There is a variety of different irritable bowel syndrome medications that patients can choose from, and the right one typically depends on their most troubling symptom. For those who have problems with diarrhea, anti-diarrheal medications, alosetron, and cholestyramine may help. Lubiprostone, different types of laxatives, and fiber supplements are often recommended for people who suffer most from constipation. Anti-spasmodic drugs, antidepressants, and in extreme cases narcotics can help ease abdominal pain, cramping, and spasms, though antidepressants should be prescribed carefully, as different types can affect bowel function in ways that may worsen a patient's irritable bowel syndrome (IBS).

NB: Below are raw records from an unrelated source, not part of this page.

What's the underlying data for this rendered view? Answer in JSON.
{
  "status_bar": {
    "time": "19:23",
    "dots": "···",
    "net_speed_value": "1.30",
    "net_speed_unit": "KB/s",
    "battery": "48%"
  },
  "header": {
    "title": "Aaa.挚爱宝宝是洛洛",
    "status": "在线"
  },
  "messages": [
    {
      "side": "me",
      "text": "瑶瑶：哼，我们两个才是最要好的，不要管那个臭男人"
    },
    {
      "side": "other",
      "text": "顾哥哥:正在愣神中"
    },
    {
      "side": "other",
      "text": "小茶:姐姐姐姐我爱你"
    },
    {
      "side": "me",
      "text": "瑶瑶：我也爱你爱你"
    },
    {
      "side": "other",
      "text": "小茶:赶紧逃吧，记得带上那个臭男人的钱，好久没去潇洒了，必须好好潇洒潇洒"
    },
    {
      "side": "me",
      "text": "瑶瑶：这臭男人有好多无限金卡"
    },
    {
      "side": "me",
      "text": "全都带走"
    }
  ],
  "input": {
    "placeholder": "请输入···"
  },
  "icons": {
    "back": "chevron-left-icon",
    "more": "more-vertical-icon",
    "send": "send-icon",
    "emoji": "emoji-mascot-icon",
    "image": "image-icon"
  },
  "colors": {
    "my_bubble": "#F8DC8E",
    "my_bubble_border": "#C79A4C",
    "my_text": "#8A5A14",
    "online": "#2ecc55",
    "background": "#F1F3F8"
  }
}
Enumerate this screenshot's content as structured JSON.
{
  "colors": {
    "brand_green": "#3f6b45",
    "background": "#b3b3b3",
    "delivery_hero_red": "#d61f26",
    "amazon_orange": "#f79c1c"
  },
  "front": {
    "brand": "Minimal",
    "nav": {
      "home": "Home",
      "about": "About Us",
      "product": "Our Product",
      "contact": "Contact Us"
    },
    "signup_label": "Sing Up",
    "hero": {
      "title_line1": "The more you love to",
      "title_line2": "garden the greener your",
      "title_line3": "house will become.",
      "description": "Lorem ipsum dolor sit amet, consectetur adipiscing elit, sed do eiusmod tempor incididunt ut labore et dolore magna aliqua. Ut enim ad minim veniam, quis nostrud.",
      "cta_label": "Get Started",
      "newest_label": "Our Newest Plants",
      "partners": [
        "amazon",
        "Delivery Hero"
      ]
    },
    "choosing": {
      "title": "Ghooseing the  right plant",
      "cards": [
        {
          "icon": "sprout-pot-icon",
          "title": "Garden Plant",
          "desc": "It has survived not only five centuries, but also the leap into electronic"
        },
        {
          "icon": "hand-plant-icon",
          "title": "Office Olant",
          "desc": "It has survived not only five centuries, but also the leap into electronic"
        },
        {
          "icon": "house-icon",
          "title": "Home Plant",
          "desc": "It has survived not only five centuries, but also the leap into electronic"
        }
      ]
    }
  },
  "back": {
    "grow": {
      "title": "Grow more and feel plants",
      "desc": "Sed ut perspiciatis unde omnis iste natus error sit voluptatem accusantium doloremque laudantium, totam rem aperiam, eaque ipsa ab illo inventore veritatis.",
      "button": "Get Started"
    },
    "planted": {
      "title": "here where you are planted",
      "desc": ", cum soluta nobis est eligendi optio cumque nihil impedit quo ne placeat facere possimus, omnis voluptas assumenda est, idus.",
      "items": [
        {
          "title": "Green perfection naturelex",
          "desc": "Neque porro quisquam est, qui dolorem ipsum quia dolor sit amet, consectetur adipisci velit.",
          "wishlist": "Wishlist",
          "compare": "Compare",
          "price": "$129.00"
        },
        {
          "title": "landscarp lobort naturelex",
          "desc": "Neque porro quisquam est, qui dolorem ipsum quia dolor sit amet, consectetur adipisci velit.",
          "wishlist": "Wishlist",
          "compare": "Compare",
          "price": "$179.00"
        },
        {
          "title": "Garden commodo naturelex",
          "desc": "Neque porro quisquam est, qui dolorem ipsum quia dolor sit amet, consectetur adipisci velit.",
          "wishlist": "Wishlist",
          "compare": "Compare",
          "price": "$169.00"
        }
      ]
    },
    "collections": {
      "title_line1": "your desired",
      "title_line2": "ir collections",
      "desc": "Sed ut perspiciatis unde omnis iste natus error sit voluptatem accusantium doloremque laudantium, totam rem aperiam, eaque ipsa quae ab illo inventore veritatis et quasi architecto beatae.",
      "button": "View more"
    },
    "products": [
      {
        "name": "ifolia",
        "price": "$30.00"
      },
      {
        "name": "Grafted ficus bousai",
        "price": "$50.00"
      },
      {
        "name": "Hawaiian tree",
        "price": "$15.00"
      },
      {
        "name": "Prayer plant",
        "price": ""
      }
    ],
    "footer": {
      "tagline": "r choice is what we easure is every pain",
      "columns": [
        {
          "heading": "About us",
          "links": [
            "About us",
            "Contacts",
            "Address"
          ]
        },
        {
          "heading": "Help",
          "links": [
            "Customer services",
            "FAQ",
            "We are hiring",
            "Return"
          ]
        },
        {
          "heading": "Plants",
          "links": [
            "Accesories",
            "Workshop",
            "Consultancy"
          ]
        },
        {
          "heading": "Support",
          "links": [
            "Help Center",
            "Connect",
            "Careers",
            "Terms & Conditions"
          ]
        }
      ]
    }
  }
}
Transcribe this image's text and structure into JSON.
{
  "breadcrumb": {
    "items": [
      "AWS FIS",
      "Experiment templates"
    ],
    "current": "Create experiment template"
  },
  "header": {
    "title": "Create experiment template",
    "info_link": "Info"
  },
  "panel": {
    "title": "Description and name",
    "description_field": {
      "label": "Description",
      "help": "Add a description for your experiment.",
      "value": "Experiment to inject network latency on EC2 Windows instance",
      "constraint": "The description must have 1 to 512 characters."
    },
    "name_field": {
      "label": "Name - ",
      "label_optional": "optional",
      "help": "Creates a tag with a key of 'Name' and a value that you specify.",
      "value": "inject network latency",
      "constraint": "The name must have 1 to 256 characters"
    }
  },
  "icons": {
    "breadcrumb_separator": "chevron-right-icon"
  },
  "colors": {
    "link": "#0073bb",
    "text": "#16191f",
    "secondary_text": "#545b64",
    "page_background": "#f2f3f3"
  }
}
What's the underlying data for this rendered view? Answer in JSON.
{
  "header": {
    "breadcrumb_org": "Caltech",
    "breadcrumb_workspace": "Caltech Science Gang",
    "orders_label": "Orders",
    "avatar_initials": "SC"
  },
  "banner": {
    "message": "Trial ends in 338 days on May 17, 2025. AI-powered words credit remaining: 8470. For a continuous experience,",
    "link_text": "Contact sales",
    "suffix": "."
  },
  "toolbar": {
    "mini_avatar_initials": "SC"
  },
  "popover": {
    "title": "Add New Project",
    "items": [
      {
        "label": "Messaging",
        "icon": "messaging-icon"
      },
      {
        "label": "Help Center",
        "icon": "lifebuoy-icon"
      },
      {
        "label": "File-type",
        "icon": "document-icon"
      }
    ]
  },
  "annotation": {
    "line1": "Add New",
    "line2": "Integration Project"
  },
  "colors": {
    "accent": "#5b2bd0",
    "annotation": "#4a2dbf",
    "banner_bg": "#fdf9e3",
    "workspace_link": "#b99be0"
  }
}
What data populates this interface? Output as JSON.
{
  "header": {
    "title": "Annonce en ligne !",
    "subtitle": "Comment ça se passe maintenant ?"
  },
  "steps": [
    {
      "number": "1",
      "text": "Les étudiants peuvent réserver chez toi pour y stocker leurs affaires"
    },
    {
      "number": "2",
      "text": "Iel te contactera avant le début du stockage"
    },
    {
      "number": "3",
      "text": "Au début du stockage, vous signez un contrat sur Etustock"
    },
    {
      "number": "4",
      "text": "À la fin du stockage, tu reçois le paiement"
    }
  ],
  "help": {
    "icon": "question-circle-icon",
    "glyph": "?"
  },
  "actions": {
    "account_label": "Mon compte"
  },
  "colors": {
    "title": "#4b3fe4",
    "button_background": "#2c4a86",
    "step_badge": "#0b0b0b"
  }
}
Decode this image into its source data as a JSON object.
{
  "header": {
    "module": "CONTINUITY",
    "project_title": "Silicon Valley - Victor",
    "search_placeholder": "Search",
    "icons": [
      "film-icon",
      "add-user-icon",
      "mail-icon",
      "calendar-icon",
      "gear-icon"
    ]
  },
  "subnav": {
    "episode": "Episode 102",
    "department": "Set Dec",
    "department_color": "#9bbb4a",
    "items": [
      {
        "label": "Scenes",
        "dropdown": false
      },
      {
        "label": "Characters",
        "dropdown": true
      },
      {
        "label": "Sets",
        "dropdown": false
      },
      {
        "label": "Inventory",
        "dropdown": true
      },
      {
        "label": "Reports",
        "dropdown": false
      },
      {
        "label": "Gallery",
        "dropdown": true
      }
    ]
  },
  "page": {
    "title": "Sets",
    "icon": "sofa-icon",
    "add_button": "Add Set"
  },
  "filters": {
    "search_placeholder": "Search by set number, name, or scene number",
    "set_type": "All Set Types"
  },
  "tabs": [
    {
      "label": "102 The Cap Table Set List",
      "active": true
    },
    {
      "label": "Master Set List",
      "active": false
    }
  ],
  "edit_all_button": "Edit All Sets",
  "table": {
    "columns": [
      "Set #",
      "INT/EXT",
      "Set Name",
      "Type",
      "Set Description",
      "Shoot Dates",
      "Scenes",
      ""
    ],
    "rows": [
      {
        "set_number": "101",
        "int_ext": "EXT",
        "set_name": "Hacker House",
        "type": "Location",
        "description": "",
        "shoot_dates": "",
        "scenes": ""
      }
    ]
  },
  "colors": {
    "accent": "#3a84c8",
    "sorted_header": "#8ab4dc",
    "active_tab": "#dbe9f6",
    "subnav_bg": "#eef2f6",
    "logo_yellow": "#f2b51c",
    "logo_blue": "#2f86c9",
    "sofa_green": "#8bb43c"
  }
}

Several different irritable bowel syndrome medications are indicated for use in patients who suffer mainly from diarrhea. Diphenoxylate and loperamide are both anti-diarrheal medications that work well for many patients by slowing the function of the intestines and bowels while increasing the amount of fluid absorbed by the intestines. Cholestyramine is a bile binding agent that keeps bile acids from stimulating the colon into passing stools too quickly. Alosetron is another medication, approved only for women, that can also slow passage of stool through the bowels, though it is only used in severe cases as it can have some serious side effects.
Patients who have trouble with constipation typically use a different group of irritable bowel syndrome medications. Lubiprostone, another drug approved only for women, can help ease the passage of bowel movements by increasing the amount of fluid in the small intestine. Laxatives, both the osmotic type that help the intestine absorb extra fluid and the stimulant type that make the intestines process more quickly, may be used. Polyethylene glycol makes bowel movements softer by increasing the amount of fluid they contain. For some patients, a simple fiber supplement may be sufficient to ease constipation.
For some patients, irritable bowel syndrome medications may be necessary to reduce painful spasms or cramps in the intestines and colon. Anti-spasmodics, also called anticholinergics, are typically taken before meals to help ease the bowel's response to food passing through. Those in extreme pain may need narcotic painkillers to ease their symptoms in certain cases. Some types of antidepressants also work well to decrease activity in the digestive tract; they may also help with feelings of depression that can accompany the disease. Tricyclic antidepressants often work best for patients with diarrhea, as they tend to cause constipation, while a selective serotonin reuptake inhibitor, or SSRI, may help reduce constipation along with cramping.